Joseph Parker inquest hears of 'miracle' no-one else was killed
It was a miracle no-one else was killed the night a man was shot dead by the Army at a Christmas dance in 1971, a priest has told an inquest.
Joseph Parker, 25, who had a pregnant wife and 18-month-old daughter, was shot in the legs at an Ardoyne community hall in Belfast.
Father Augustine Hourigan, who was also at the dance, described sensing the potential danger when a patrol came in.
This is the second inquest into the death of Mr Parker.
An open verdict was recorded following an inquest in 1972.
In 2013, the Attorney General John Larkin directed that a fresh inquest be held.
'In the gear'
Fr Hourigan, a priest based at Holy Cross Church in Ardoyne, went along to the local dance in Toby's Hall on 10 December 1971.
During his evidence, a statement he gave the day after the shooting was read to the court.

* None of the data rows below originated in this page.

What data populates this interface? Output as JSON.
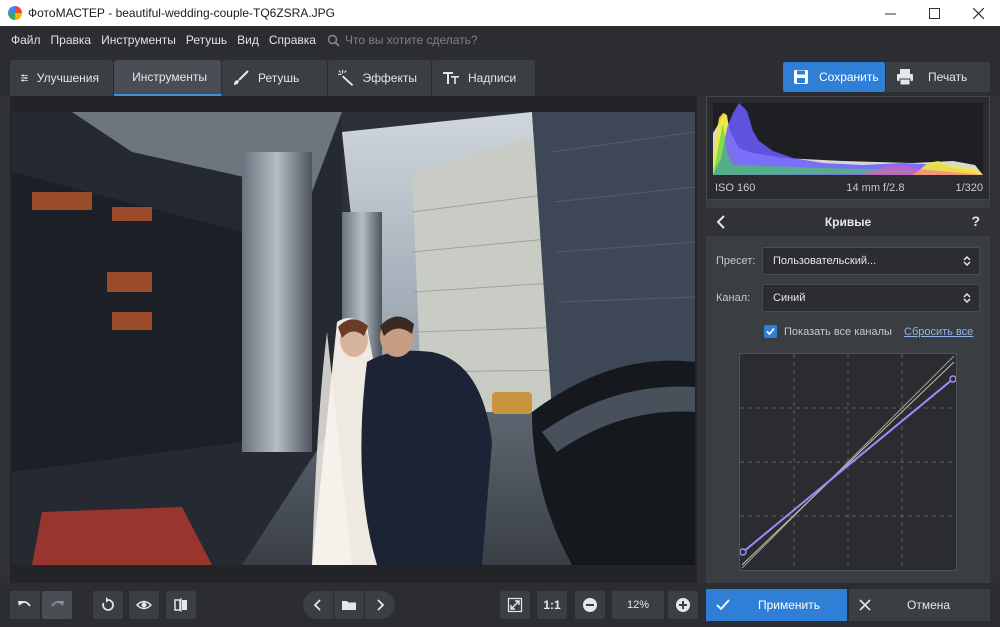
{
  "window": {
    "title": "ФотоМАСТЕР - beautiful-wedding-couple-TQ6ZSRA.JPG",
    "controls": [
      "minimize-icon",
      "maximize-icon",
      "close-icon"
    ]
  },
  "menu": {
    "items": [
      "Файл",
      "Правка",
      "Инструменты",
      "Ретушь",
      "Вид",
      "Справка"
    ],
    "search_placeholder": "Что вы хотите сделать?"
  },
  "tabs": [
    {
      "label": "Улучшения",
      "icon": "sliders-icon",
      "active": false
    },
    {
      "label": "Инструменты",
      "icon": "crop-icon",
      "active": true
    },
    {
      "label": "Ретушь",
      "icon": "brush-icon",
      "active": false
    },
    {
      "label": "Эффекты",
      "icon": "magic-wand-icon",
      "active": false
    },
    {
      "label": "Надписи",
      "icon": "text-icon",
      "active": false
    }
  ],
  "actions": {
    "save_label": "Сохранить",
    "print_label": "Печать"
  },
  "histogram": {
    "iso": "ISO 160",
    "lens": "14 mm f/2.8",
    "shutter": "1/320"
  },
  "curves": {
    "title": "Кривые",
    "help": "?",
    "preset_label": "Пресет:",
    "preset_value": "Пользовательский...",
    "channel_label": "Канал:",
    "channel_value": "Синий",
    "show_all_label": "Показать все каналы",
    "show_all_checked": true,
    "reset_label": "Сбросить все",
    "curve_color": "#9b8cff"
  },
  "bottom": {
    "zoom_fit": "1:1",
    "zoom_value": "12%",
    "apply_label": "Применить",
    "cancel_label": "Отмена"
  },
  "colors": {
    "accent": "#2f7fd6",
    "panel": "#3a3d41",
    "background": "#2b2d30"
  }
}
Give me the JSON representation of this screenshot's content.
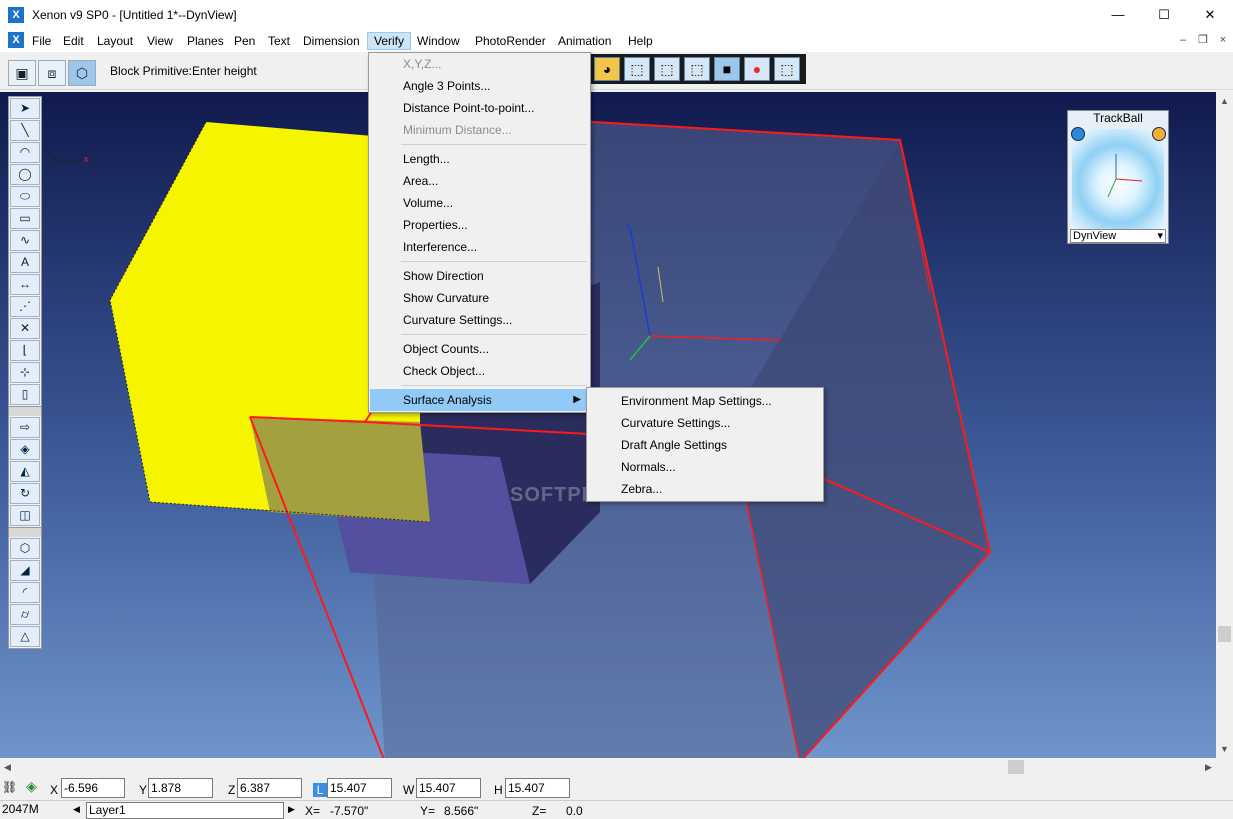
{
  "window": {
    "title": "Xenon v9 SP0 - [Untitled 1*--DynView]",
    "app_icon_glyph": "X",
    "minimize_glyph": "—",
    "maximize_glyph": "☐",
    "close_glyph": "✕"
  },
  "menubar": {
    "icon_glyph": "X",
    "items": [
      "File",
      "Edit",
      "Layout",
      "View",
      "Planes",
      "Pen",
      "Text",
      "Dimension",
      "Verify",
      "Window",
      "PhotoRender",
      "Animation",
      "Help"
    ],
    "mdi_minimize": "–",
    "mdi_restore": "❐",
    "mdi_close": "×"
  },
  "toolbar": {
    "prompt": "Block Primitive:Enter height"
  },
  "verify_menu": {
    "items": [
      {
        "label": "X,Y,Z...",
        "disabled": true
      },
      {
        "label": "Angle 3 Points..."
      },
      {
        "label": "Distance Point-to-point..."
      },
      {
        "label": "Minimum Distance...",
        "disabled": true
      },
      {
        "label": "Length..."
      },
      {
        "label": "Area..."
      },
      {
        "label": "Volume..."
      },
      {
        "label": "Properties..."
      },
      {
        "label": "Interference..."
      },
      {
        "label": "Show Direction"
      },
      {
        "label": "Show Curvature"
      },
      {
        "label": "Curvature Settings..."
      },
      {
        "label": "Object Counts..."
      },
      {
        "label": "Check Object..."
      },
      {
        "label": "Surface Analysis",
        "highlighted": true,
        "submenu": true
      }
    ],
    "submenu_arrow": "▶"
  },
  "surface_analysis_submenu": {
    "items": [
      "Environment Map Settings...",
      "Curvature Settings...",
      "Draft Angle Settings",
      "Normals...",
      "Zebra..."
    ]
  },
  "trackball": {
    "title": "TrackBall",
    "view_select": "DynView",
    "select_arrow": "▾"
  },
  "viewport": {
    "axis_x": "x",
    "axis_y": "y",
    "axis_x_small": "x",
    "watermark": "SOFTPEDIA"
  },
  "coords": {
    "x_label": "X",
    "x_value": "-6.596",
    "y_label": "Y",
    "y_value": "1.878",
    "z_label": "Z",
    "z_value": "6.387",
    "l_label": "L",
    "l_value": "15.407",
    "w_label": "W",
    "w_value": "15.407",
    "h_label": "H",
    "h_value": "15.407"
  },
  "status": {
    "memory": "2047M 2047M",
    "layer": "Layer1",
    "x_label": "X=",
    "x_value": "-7.570\"",
    "y_label": "Y=",
    "y_value": "8.566\"",
    "z_label": "Z=",
    "z_value": "0.0"
  },
  "colors": {
    "menu_highlight": "#91c9f7",
    "active_menu": "#cce4f7",
    "yellow_cube": "#f7f400",
    "edge_red": "#ff1a1a",
    "viewport_top": "#101a4e",
    "viewport_bottom": "#6f95cc"
  },
  "left_palette_icons": [
    "select-arrow-icon",
    "line-icon",
    "arc-3pt-icon",
    "circle-icon",
    "ellipse-icon",
    "rectangle-icon",
    "spline-icon",
    "text-icon",
    "dimension-icon",
    "point-icon",
    "trim-icon",
    "chamfer-icon",
    "move-icon",
    "scale-icon",
    "extrude-icon",
    "sweep-icon",
    "loft-icon",
    "revolve-icon",
    "shell-icon",
    "box-icon",
    "wedge-icon",
    "fillet-icon",
    "cylinder-icon",
    "cone-icon"
  ]
}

He described how he went to speak to the officer he assumed was in charge of the patrol, and he told him that "in the gear" they were wearing they "would not be the most popular" in the hall.
The priest went on to describe hearing a shot which he thought was a rubber bullet, before leaving the hall as quickly as he could.
He said when he got outside, he heard "loads more shots".
The next day Fr Hourigan, along with two other priests and about 30 locals, went to the nearby Flax Street Barracks.
They were brought inside and he described meeting three Army officers and a chaplin.
He said they "expressed regret" at what had happened, said they were "very sorry" and that there had been "no intent to cause injury".
The group was told there would be an investigation into the incident.
'White blond hair'
On Monday, Mr Parker's sister, Teresa Watt, recalled the night her brother was shot. They had been at the dance together and two statements she had previously made were read to the court.
The first was from Christmas Eve 1971, two weeks after the shooting.
She said she had been dancing when five soldiers came in and the soldier in charge had spoken to a priest who told him it was just a "social occasion".
She then described hearing shots and initially thinking they were rubber bullets, but then saw a young soldier down on one knee firing from right to left.
It was only when the soldiers left that she saw her brother "slumped forward with his head touching his feet".
In a second statement, given to the coroner's staff this year, she described the soldier that fired as "handsome", having "white blond hair" and wearing a cap.
Her account contained more detail about the events leading up to the shooting. She said there had been "hassle" when the soldiers came in and that "maybe bottles had been thrown".
She confirmed no warning had been shouted by the soldiers before the firing started.
During cross examination by the coroner and a lawyer for the Ministry of Defence, Mrs Watt became increasingly unwell and confused and was unable to finish giving evidence.
Mrs Watt's husband, Barney Watt, had been killed by the Army 10 months before her brother was shot.
In an inquest earlier this year, a coroner found that the Army's use of lethal force had been unjustifiable.
Another witness to the dance hall shooting was Joseph Parker's uncle.
In a statement from June 1972, he described three separate bursts of gunfire and said the soldiers had come into the hall like "raging bulls".
He disputed soldiers' evidence given to that inquest that they had only shot at the ceiling.
Under cross examination, discrepancies between his two statements were highlighted but also the fact they had been taken nearly forty six years apart.
The coroner is expected to give his findings next Wednesday.